Required action:
Lines from the one containing "What's the underlying" to the end of the entries below must be reproduced exactly, with both end lines kept and no other line added.

Supplied data:
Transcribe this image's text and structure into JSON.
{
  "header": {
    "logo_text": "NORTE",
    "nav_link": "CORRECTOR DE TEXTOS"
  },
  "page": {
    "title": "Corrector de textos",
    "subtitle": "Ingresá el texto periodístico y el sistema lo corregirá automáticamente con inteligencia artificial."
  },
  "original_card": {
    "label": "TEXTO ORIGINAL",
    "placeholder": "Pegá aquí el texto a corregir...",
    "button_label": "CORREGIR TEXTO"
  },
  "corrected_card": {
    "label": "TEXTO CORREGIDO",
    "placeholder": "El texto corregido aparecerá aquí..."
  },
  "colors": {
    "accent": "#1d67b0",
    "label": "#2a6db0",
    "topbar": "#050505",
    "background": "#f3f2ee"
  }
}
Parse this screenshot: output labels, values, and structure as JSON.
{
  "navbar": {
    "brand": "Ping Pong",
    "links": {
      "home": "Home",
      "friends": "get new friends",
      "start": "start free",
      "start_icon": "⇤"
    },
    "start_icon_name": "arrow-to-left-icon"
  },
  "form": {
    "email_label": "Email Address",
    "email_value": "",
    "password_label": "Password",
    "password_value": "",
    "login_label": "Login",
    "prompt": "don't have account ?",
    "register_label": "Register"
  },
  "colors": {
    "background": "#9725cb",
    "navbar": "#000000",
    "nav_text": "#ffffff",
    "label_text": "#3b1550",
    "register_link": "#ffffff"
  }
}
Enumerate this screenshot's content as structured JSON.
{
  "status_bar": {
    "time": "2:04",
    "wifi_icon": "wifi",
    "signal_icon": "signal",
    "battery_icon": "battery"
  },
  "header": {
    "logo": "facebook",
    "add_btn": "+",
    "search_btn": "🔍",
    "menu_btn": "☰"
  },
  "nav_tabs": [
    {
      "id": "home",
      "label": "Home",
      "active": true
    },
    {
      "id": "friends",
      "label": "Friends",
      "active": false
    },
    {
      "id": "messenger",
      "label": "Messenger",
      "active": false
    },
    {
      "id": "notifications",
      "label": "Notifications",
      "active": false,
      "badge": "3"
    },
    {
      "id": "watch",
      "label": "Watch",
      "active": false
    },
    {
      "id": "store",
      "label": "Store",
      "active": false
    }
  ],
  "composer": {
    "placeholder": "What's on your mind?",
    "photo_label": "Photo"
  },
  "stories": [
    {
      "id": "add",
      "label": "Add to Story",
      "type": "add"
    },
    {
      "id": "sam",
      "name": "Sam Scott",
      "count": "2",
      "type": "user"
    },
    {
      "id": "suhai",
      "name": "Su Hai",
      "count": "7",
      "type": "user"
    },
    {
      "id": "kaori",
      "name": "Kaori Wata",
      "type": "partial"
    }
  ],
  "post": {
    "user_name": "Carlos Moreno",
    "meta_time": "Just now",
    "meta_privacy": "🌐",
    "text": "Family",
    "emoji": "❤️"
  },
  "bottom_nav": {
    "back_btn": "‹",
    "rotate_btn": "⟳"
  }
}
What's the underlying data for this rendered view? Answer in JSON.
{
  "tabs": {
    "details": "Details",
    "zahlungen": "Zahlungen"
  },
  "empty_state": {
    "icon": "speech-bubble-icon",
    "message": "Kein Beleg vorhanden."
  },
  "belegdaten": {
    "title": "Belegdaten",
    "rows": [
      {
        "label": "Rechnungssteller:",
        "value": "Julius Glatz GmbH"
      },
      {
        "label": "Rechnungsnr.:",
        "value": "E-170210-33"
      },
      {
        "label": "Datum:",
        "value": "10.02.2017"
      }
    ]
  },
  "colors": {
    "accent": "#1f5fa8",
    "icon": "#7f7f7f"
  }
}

Output below:
What's the underlying data for this rendered view? Answer in JSON.
{
  "tabs": {
    "details": "Details",
    "zahlungen": "Zahlungen"
  },
  "empty_state": {
    "icon": "speech-bubble-icon",
    "message": "Kein Beleg vorhanden."
  },
  "belegdaten": {
    "title": "Belegdaten",
    "rows": [
      {
        "label": "Rechnungssteller:",
        "value": "Julius Glatz GmbH"
      },
      {
        "label": "Rechnungsnr.:",
        "value": "E-170210-33"
      },
      {
        "label": "Datum:",
        "value": "10.02.2017"
      }
    ]
  },
  "colors": {
    "accent": "#1f5fa8",
    "icon": "#7f7f7f"
  }
}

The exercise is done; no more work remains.